So Sherlock has to decide whether to jump from the roof or allow them to die. He chooses to jump and, when John appears in the street below, chooses to own the story constructed by Moriarty, rather than endanger them. This is above and beyond Conan Doyle’s Holmes, who dies a hero and saviour of his country. Sherlock demonstrates extraordinary heroism in destroying his life’s work to protect his friends.
Of course he doesn’t die. Quite how, I don’t know. Obviously, John being knocked down by the bike was part of a plan to prevent him seeing the body with all his faculties intact. As a doctor, he might have spotted something wrong with the situation. We know Sherlock had arranged a contingency plan with Molly. Again, what it was we don’t know. Someone else certainly got buried in Sherlock’s place. But how would he survive the fall? No doubt we’ll find out in the next series.

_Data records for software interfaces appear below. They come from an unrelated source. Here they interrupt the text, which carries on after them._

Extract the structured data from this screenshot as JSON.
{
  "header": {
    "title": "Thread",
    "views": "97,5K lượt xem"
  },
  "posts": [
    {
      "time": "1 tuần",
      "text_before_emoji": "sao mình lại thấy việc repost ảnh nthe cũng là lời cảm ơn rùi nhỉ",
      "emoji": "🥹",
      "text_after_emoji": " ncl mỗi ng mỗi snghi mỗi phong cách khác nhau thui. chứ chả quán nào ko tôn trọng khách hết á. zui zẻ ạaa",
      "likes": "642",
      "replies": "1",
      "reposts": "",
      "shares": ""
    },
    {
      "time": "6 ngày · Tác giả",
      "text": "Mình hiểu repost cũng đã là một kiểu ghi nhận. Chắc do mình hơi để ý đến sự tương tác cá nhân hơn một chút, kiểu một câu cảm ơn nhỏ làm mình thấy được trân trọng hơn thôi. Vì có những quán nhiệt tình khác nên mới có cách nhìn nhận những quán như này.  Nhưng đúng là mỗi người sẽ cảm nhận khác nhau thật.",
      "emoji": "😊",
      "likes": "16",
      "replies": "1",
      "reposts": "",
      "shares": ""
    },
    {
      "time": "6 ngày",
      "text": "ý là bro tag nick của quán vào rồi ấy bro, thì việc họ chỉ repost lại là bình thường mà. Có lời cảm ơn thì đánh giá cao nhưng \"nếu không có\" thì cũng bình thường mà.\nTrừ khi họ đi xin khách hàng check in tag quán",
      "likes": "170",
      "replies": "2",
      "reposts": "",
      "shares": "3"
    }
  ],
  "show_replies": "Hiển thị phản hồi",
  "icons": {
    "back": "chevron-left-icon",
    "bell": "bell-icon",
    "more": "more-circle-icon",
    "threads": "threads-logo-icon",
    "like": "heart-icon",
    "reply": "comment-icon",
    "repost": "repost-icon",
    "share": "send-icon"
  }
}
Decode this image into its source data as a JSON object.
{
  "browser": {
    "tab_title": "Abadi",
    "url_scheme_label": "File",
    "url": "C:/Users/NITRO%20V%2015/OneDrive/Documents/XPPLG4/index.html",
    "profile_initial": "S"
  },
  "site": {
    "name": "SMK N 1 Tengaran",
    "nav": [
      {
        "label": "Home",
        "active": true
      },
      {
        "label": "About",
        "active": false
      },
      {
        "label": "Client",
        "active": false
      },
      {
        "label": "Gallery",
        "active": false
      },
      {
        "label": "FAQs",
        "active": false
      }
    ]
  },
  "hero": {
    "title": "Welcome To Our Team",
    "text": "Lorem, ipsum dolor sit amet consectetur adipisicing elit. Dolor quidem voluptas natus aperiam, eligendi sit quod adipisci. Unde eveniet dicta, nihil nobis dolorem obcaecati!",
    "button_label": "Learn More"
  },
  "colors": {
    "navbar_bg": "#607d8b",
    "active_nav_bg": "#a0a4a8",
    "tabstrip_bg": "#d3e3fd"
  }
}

We learned a lot about John and Sherlock in this episode. John’s affection for his friend is deep and heartfelt, as shown by the opening scene at the therapist’s office, and his inability to tell her at the end about “the stuff you wanted to say, but didn’t.” It does come out at the grave, when he gets a chance to talk to Sherlock alone. “I was so alone and I owe you so much…Don’t be dead.” That awkward pat of the gravestone, as if it were his friend’s shoulder, was incredibly moving. Then marching off, heartbroken.
As for Sherlock, he knows he has friends, and is prepared to sacrifice everything for their safety. Definitely a hero, as John called him earlier, as well as an annoying dick.
I’m really chuffed there’s going to a third series.